EXERCISE: Exact copies of all the lines below are required.
DATA START
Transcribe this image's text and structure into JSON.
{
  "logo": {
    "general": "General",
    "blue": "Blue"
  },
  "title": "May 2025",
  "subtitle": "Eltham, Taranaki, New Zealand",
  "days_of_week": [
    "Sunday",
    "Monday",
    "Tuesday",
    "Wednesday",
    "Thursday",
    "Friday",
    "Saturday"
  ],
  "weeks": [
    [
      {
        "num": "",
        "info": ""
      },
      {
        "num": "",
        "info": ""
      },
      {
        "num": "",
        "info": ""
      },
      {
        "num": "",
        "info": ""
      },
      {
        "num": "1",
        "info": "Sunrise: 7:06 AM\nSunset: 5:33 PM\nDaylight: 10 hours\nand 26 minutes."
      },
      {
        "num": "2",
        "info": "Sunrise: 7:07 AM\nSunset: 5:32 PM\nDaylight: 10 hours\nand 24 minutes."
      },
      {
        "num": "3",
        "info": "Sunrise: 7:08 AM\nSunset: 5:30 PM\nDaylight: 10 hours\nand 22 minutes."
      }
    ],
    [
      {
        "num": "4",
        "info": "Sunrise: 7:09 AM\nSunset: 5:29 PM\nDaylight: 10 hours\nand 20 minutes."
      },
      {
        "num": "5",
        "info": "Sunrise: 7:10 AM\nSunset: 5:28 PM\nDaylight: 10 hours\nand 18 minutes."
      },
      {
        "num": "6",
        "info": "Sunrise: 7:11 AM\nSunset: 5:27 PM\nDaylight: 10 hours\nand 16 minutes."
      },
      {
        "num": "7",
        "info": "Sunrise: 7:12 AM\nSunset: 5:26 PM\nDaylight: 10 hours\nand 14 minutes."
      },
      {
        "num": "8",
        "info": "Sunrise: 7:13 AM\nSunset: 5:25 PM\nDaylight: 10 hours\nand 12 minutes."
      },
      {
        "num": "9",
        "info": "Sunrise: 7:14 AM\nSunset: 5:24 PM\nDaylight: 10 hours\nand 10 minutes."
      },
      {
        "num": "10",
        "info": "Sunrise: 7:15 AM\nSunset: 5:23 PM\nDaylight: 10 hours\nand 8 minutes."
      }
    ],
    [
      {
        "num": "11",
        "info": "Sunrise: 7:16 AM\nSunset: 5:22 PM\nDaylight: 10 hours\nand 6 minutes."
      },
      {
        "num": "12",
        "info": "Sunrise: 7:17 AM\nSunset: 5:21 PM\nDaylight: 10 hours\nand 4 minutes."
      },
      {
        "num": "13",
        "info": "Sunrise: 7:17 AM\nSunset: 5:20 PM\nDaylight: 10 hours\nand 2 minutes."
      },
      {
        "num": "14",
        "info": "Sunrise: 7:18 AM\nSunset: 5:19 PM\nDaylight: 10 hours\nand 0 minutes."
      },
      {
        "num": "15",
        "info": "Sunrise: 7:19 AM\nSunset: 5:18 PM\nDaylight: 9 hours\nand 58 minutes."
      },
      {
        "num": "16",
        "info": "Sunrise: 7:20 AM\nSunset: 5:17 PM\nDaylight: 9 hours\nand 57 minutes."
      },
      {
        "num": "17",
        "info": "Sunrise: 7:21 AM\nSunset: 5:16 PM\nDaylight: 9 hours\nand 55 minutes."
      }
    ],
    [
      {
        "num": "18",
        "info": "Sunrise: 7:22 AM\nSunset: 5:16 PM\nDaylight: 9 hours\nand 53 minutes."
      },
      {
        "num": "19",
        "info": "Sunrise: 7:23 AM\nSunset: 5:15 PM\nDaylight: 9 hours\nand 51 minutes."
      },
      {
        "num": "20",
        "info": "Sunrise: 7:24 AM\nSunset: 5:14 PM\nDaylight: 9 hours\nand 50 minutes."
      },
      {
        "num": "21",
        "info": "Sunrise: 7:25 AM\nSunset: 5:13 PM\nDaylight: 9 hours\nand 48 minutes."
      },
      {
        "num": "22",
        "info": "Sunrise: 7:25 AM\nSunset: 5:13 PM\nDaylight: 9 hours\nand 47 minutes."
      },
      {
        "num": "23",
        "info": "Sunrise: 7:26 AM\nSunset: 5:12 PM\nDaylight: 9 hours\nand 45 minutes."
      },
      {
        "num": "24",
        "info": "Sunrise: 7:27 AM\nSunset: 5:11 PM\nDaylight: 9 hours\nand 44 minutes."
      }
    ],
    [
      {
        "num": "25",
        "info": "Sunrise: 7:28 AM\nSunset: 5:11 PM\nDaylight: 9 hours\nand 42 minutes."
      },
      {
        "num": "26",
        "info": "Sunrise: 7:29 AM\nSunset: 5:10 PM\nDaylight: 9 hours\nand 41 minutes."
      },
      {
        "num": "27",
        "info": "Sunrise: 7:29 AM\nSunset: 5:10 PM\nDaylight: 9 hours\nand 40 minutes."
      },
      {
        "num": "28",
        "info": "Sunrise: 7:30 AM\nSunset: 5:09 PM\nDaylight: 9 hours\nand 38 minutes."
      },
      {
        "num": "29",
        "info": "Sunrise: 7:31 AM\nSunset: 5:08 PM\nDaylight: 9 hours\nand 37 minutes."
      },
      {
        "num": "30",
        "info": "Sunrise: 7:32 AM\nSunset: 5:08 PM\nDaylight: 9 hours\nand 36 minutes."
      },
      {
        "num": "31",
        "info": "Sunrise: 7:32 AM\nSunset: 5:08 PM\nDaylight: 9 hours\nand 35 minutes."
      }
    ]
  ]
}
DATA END
RESULT BELOW:
Transcribe this image's text and structure into JSON.
{
  "logo": {
    "general": "General",
    "blue": "Blue"
  },
  "title": "May 2025",
  "subtitle": "Eltham, Taranaki, New Zealand",
  "days_of_week": [
    "Sunday",
    "Monday",
    "Tuesday",
    "Wednesday",
    "Thursday",
    "Friday",
    "Saturday"
  ],
  "weeks": [
    [
      {
        "num": "",
        "info": ""
      },
      {
        "num": "",
        "info": ""
      },
      {
        "num": "",
        "info": ""
      },
      {
        "num": "",
        "info": ""
      },
      {
        "num": "1",
        "info": "Sunrise: 7:06 AM\nSunset: 5:33 PM\nDaylight: 10 hours\nand 26 minutes."
      },
      {
        "num": "2",
        "info": "Sunrise: 7:07 AM\nSunset: 5:32 PM\nDaylight: 10 hours\nand 24 minutes."
      },
      {
        "num": "3",
        "info": "Sunrise: 7:08 AM\nSunset: 5:30 PM\nDaylight: 10 hours\nand 22 minutes."
      }
    ],
    [
      {
        "num": "4",
        "info": "Sunrise: 7:09 AM\nSunset: 5:29 PM\nDaylight: 10 hours\nand 20 minutes."
      },
      {
        "num": "5",
        "info": "Sunrise: 7:10 AM\nSunset: 5:28 PM\nDaylight: 10 hours\nand 18 minutes."
      },
      {
        "num": "6",
        "info": "Sunrise: 7:11 AM\nSunset: 5:27 PM\nDaylight: 10 hours\nand 16 minutes."
      },
      {
        "num": "7",
        "info": "Sunrise: 7:12 AM\nSunset: 5:26 PM\nDaylight: 10 hours\nand 14 minutes."
      },
      {
        "num": "8",
        "info": "Sunrise: 7:13 AM\nSunset: 5:25 PM\nDaylight: 10 hours\nand 12 minutes."
      },
      {
        "num": "9",
        "info": "Sunrise: 7:14 AM\nSunset: 5:24 PM\nDaylight: 10 hours\nand 10 minutes."
      },
      {
        "num": "10",
        "info": "Sunrise: 7:15 AM\nSunset: 5:23 PM\nDaylight: 10 hours\nand 8 minutes."
      }
    ],
    [
      {
        "num": "11",
        "info": "Sunrise: 7:16 AM\nSunset: 5:22 PM\nDaylight: 10 hours\nand 6 minutes."
      },
      {
        "num": "12",
        "info": "Sunrise: 7:17 AM\nSunset: 5:21 PM\nDaylight: 10 hours\nand 4 minutes."
      },
      {
        "num": "13",
        "info": "Sunrise: 7:17 AM\nSunset: 5:20 PM\nDaylight: 10 hours\nand 2 minutes."
      },
      {
        "num": "14",
        "info": "Sunrise: 7:18 AM\nSunset: 5:19 PM\nDaylight: 10 hours\nand 0 minutes."
      },
      {
        "num": "15",
        "info": "Sunrise: 7:19 AM\nSunset: 5:18 PM\nDaylight: 9 hours\nand 58 minutes."
      },
      {
        "num": "16",
        "info": "Sunrise: 7:20 AM\nSunset: 5:17 PM\nDaylight: 9 hours\nand 57 minutes."
      },
      {
        "num": "17",
        "info": "Sunrise: 7:21 AM\nSunset: 5:16 PM\nDaylight: 9 hours\nand 55 minutes."
      }
    ],
    [
      {
        "num": "18",
        "info": "Sunrise: 7:22 AM\nSunset: 5:16 PM\nDaylight: 9 hours\nand 53 minutes."
      },
      {
        "num": "19",
        "info": "Sunrise: 7:23 AM\nSunset: 5:15 PM\nDaylight: 9 hours\nand 51 minutes."
      },
      {
        "num": "20",
        "info": "Sunrise: 7:24 AM\nSunset: 5:14 PM\nDaylight: 9 hours\nand 50 minutes."
      },
      {
        "num": "21",
        "info": "Sunrise: 7:25 AM\nSunset: 5:13 PM\nDaylight: 9 hours\nand 48 minutes."
      },
      {
        "num": "22",
        "info": "Sunrise: 7:25 AM\nSunset: 5:13 PM\nDaylight: 9 hours\nand 47 minutes."
      },
      {
        "num": "23",
        "info": "Sunrise: 7:26 AM\nSunset: 5:12 PM\nDaylight: 9 hours\nand 45 minutes."
      },
      {
        "num": "24",
        "info": "Sunrise: 7:27 AM\nSunset: 5:11 PM\nDaylight: 9 hours\nand 44 minutes."
      }
    ],
    [
      {
        "num": "25",
        "info": "Sunrise: 7:28 AM\nSunset: 5:11 PM\nDaylight: 9 hours\nand 42 minutes."
      },
      {
        "num": "26",
        "info": "Sunrise: 7:29 AM\nSunset: 5:10 PM\nDaylight: 9 hours\nand 41 minutes."
      },
      {
        "num": "27",
        "info": "Sunrise: 7:29 AM\nSunset: 5:10 PM\nDaylight: 9 hours\nand 40 minutes."
      },
      {
        "num": "28",
        "info": "Sunrise: 7:30 AM\nSunset: 5:09 PM\nDaylight: 9 hours\nand 38 minutes."
      },
      {
        "num": "29",
        "info": "Sunrise: 7:31 AM\nSunset: 5:08 PM\nDaylight: 9 hours\nand 37 minutes."
      },
      {
        "num": "30",
        "info": "Sunrise: 7:32 AM\nSunset: 5:08 PM\nDaylight: 9 hours\nand 36 minutes."
      },
      {
        "num": "31",
        "info": "Sunrise: 7:32 AM\nSunset: 5:08 PM\nDaylight: 9 hours\nand 35 minutes."
      }
    ]
  ]
}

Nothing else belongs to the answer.